◆ YOUR GOAL: Each record has to be returned exactly as it appears.

◆ THE INPUT:
══════════

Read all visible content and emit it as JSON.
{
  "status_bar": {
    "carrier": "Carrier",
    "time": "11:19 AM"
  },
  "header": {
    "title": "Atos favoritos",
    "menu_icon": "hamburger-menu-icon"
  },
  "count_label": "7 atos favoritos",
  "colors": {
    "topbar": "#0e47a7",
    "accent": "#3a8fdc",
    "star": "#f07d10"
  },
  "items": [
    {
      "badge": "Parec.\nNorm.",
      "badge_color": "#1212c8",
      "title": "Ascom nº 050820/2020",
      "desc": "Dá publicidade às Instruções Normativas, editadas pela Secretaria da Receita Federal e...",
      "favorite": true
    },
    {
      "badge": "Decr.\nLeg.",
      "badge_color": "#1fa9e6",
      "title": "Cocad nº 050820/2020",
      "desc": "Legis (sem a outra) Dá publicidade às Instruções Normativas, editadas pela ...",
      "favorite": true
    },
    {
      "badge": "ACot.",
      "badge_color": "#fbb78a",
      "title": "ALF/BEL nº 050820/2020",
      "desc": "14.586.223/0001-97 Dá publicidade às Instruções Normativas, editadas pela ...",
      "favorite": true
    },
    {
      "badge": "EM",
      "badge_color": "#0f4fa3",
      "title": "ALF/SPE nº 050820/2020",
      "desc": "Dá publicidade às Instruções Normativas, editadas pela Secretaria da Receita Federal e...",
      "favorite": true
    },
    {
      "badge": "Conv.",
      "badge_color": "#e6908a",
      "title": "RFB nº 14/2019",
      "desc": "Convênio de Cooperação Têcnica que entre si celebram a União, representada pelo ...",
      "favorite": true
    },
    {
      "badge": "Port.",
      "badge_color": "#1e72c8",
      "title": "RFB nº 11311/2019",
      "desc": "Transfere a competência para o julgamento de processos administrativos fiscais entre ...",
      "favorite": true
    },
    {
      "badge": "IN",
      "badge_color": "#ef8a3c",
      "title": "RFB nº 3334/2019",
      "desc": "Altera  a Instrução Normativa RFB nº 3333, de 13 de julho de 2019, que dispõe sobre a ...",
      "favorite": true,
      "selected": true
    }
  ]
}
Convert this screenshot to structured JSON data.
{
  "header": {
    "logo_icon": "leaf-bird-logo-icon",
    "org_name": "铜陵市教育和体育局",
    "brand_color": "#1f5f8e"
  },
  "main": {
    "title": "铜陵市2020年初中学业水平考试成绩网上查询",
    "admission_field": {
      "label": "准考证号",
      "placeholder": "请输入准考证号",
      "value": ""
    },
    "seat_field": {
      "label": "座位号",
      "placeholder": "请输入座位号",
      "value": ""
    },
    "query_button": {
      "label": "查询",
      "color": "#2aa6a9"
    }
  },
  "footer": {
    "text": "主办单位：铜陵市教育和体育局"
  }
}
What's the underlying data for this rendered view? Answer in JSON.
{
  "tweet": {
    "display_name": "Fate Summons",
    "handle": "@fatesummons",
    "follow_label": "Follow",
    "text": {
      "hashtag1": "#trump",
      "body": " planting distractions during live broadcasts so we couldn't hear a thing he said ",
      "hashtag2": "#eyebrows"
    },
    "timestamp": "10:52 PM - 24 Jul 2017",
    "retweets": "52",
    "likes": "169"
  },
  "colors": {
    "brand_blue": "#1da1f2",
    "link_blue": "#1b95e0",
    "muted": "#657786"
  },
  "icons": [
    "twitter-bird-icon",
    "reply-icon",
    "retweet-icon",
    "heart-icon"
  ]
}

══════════

◆ TASK RESULT:
Read all visible content and emit it as JSON.
{
  "status_bar": {
    "carrier": "Carrier",
    "time": "11:19 AM"
  },
  "header": {
    "title": "Atos favoritos",
    "menu_icon": "hamburger-menu-icon"
  },
  "count_label": "7 atos favoritos",
  "colors": {
    "topbar": "#0e47a7",
    "accent": "#3a8fdc",
    "star": "#f07d10"
  },
  "items": [
    {
      "badge": "Parec.\nNorm.",
      "badge_color": "#1212c8",
      "title": "Ascom nº 050820/2020",
      "desc": "Dá publicidade às Instruções Normativas, editadas pela Secretaria da Receita Federal e...",
      "favorite": true
    },
    {
      "badge": "Decr.\nLeg.",
      "badge_color": "#1fa9e6",
      "title": "Cocad nº 050820/2020",
      "desc": "Legis (sem a outra) Dá publicidade às Instruções Normativas, editadas pela ...",
      "favorite": true
    },
    {
      "badge": "ACot.",
      "badge_color": "#fbb78a",
      "title": "ALF/BEL nº 050820/2020",
      "desc": "14.586.223/0001-97 Dá publicidade às Instruções Normativas, editadas pela ...",
      "favorite": true
    },
    {
      "badge": "EM",
      "badge_color": "#0f4fa3",
      "title": "ALF/SPE nº 050820/2020",
      "desc": "Dá publicidade às Instruções Normativas, editadas pela Secretaria da Receita Federal e...",
      "favorite": true
    },
    {
      "badge": "Conv.",
      "badge_color": "#e6908a",
      "title": "RFB nº 14/2019",
      "desc": "Convênio de Cooperação Têcnica que entre si celebram a União, representada pelo ...",
      "favorite": true
    },
    {
      "badge": "Port.",
      "badge_color": "#1e72c8",
      "title": "RFB nº 11311/2019",
      "desc": "Transfere a competência para o julgamento de processos administrativos fiscais entre ...",
      "favorite": true
    },
    {
      "badge": "IN",
      "badge_color": "#ef8a3c",
      "title": "RFB nº 3334/2019",
      "desc": "Altera  a Instrução Normativa RFB nº 3333, de 13 de julho de 2019, que dispõe sobre a ...",
      "favorite": true,
      "selected": true
    }
  ]
}
Convert this screenshot to structured JSON data.
{
  "header": {
    "logo_icon": "leaf-bird-logo-icon",
    "org_name": "铜陵市教育和体育局",
    "brand_color": "#1f5f8e"
  },
  "main": {
    "title": "铜陵市2020年初中学业水平考试成绩网上查询",
    "admission_field": {
      "label": "准考证号",
      "placeholder": "请输入准考证号",
      "value": ""
    },
    "seat_field": {
      "label": "座位号",
      "placeholder": "请输入座位号",
      "value": ""
    },
    "query_button": {
      "label": "查询",
      "color": "#2aa6a9"
    }
  },
  "footer": {
    "text": "主办单位：铜陵市教育和体育局"
  }
}
What's the underlying data for this rendered view? Answer in JSON.
{
  "tweet": {
    "display_name": "Fate Summons",
    "handle": "@fatesummons",
    "follow_label": "Follow",
    "text": {
      "hashtag1": "#trump",
      "body": " planting distractions during live broadcasts so we couldn't hear a thing he said ",
      "hashtag2": "#eyebrows"
    },
    "timestamp": "10:52 PM - 24 Jul 2017",
    "retweets": "52",
    "likes": "169"
  },
  "colors": {
    "brand_blue": "#1da1f2",
    "link_blue": "#1b95e0",
    "muted": "#657786"
  },
  "icons": [
    "twitter-bird-icon",
    "reply-icon",
    "retweet-icon",
    "heart-icon"
  ]
}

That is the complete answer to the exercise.